Interestingly, the hippocampus is the area of the brain associated with learning and memory, as well as mood and emotion. It is the part of the brain that a brain scan will show the first signs of damage from diseases such as Alzheimers- where memory loss is the first indication of the disease. Another effect of Intermittent Fasting that has been noticed in the hippocampus, is that it increases the levels of what is known as brain-derived neurotrophic factor, or BDNF. BDNF is best described as FERTILISER for neurogenisis. Depression is strongly linked with low levels of BDNF in the brain. So, it seems logical that the effect I am feeling on my mood since I have started Intermittent Fasting a few times a week, could well be as a result of the improved levels of BDNF in my brain.
In the wild, you can imagine that this mechanism was very useful. Picture Cam the Cavewoman. If I have not eaten for a while, being more alert, more aware with enhanced cognitive abilities triggered by ketosis, would make me more likely to have a successful hunt, or develop a new way of digging for roots, or doing whatever it takes to get my next meal.
So now the HOW of intermittent fasting. The 16/8 method I am playing with, means, essentially, that on most days, I skip breakfast and only eat at about 1pm. By doing this I am “fasting” for 16 out of 24 hours and only eating within an 8 hour window each day. I also believe in eating healthy, real foods, but have always been fairly good with that- I don’t have a very sweet tooth- so that has not changed. Those are the – very simple- mechanics of the “diet”. I often exercise in that fasting time period, and I don’t restrict my fluids at all- drinking water, tea and coffee, but with very little milk.

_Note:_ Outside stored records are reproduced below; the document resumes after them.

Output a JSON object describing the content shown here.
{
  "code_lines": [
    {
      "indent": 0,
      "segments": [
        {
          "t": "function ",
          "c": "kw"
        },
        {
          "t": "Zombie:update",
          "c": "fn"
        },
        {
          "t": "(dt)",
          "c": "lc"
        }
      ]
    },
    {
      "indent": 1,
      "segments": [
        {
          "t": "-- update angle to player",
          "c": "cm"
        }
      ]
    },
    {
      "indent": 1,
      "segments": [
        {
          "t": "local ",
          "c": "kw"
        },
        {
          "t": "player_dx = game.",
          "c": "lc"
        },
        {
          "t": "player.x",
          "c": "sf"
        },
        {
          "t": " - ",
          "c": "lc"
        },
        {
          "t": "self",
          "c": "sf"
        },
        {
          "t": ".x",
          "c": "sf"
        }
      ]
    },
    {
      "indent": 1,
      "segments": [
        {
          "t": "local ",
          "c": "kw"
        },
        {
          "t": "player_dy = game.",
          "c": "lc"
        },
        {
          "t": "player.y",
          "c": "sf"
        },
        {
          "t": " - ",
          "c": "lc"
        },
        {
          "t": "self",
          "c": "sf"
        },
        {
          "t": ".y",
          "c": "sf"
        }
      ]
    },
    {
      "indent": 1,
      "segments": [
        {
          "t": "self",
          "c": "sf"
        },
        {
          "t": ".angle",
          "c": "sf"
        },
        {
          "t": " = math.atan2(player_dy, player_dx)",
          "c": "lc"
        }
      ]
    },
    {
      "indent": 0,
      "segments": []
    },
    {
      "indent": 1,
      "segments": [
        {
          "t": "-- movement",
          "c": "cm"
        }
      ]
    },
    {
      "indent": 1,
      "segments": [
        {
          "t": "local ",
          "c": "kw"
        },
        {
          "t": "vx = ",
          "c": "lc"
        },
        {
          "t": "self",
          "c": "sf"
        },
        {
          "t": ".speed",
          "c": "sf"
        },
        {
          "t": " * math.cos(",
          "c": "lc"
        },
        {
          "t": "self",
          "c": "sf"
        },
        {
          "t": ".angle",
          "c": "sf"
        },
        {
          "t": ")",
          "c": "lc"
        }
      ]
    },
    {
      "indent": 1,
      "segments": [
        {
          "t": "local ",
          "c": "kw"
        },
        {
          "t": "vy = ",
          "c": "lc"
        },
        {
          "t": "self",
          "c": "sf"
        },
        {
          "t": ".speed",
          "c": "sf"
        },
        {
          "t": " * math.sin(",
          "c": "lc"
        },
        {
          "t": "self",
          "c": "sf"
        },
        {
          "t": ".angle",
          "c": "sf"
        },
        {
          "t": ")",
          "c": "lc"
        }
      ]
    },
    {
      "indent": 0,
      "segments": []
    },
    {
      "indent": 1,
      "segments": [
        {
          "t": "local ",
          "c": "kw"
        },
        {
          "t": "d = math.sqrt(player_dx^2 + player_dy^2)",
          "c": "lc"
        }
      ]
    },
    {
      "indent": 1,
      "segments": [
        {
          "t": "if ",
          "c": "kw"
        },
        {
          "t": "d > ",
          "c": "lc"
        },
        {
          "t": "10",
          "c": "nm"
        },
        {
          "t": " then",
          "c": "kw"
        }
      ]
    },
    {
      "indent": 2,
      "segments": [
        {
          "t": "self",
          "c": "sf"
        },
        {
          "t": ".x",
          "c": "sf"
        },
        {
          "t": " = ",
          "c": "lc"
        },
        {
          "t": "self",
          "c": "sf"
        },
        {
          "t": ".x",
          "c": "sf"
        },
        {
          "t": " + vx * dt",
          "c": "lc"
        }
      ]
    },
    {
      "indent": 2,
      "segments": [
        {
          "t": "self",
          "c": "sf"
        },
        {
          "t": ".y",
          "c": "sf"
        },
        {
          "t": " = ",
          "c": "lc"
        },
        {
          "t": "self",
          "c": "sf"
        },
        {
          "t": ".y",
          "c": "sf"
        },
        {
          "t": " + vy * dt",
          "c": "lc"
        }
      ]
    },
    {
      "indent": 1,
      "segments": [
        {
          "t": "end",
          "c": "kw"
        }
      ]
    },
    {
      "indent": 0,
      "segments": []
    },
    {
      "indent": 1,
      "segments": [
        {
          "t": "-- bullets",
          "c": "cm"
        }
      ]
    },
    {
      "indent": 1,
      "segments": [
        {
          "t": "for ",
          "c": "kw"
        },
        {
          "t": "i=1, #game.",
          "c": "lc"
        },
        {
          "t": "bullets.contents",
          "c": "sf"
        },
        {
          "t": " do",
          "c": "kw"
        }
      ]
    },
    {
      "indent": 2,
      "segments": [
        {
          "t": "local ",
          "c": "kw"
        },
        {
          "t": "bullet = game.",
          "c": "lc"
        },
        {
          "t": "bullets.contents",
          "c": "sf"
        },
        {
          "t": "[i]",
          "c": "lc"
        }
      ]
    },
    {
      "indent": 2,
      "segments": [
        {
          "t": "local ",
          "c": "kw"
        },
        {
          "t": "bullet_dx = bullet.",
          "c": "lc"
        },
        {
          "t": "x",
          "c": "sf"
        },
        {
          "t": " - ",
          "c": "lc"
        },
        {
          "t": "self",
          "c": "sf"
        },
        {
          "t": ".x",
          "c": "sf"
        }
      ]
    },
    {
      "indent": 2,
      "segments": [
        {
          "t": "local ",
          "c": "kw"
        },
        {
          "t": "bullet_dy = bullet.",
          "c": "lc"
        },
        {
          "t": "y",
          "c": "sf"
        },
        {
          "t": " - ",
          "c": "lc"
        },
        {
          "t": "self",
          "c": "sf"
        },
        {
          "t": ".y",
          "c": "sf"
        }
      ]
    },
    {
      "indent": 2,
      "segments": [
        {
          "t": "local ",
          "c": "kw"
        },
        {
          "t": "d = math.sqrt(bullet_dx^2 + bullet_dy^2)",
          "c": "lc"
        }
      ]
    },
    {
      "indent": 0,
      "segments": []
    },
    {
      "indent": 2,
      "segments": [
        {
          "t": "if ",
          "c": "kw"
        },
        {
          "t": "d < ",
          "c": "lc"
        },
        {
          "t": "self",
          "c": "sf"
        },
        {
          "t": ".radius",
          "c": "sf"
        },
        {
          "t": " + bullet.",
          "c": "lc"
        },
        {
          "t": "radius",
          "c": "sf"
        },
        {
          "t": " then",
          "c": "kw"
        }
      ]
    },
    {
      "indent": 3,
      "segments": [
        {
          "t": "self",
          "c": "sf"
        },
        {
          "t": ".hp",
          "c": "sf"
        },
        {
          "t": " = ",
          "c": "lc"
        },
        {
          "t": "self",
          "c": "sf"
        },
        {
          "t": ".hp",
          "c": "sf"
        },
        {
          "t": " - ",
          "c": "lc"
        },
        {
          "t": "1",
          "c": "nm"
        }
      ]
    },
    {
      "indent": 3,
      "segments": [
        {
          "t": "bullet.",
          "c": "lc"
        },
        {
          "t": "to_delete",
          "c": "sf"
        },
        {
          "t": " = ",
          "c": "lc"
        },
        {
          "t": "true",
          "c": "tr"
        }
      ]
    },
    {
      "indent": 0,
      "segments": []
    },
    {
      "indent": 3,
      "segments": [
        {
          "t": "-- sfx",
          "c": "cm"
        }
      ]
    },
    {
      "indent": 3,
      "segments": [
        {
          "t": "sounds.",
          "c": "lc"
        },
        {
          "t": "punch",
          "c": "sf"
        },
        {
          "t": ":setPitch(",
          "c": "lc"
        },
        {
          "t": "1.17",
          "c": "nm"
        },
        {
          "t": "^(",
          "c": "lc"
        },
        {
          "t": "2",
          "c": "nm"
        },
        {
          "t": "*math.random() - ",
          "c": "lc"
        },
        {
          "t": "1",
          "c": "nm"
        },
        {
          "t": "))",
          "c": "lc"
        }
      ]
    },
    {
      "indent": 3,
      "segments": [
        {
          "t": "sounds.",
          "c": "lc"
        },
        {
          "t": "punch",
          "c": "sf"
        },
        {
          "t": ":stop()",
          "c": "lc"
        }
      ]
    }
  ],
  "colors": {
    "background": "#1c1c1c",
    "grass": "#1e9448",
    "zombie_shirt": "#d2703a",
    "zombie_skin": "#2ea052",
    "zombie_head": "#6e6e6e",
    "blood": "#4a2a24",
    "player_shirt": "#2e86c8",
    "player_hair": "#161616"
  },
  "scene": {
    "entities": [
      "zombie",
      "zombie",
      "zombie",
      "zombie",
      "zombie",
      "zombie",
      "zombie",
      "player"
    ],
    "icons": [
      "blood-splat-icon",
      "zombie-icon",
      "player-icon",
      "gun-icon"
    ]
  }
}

In conclusion, Intermittent fasting is not new. People have been fasting for mental clarity, spiritual enlightenment or simply because they hadn’t had a successful hunt since the dawn of human existence. It seems to me that perhaps my brain- and possibly yours- functions far better if it has to use ketones as fuel from time to time- thereby stimulating increased levels of BDNF, that brain fertilizer and creating new nerve cells in the important hippocampus section of the brain.
The very act of eating can be exhausting; it takes a lot of energy to digest food. When the body is freed from that chore, it naturally feels lighter and much more vibrant. ~Allan Cott
I fast for greater physical and mental efficiency. ~Plato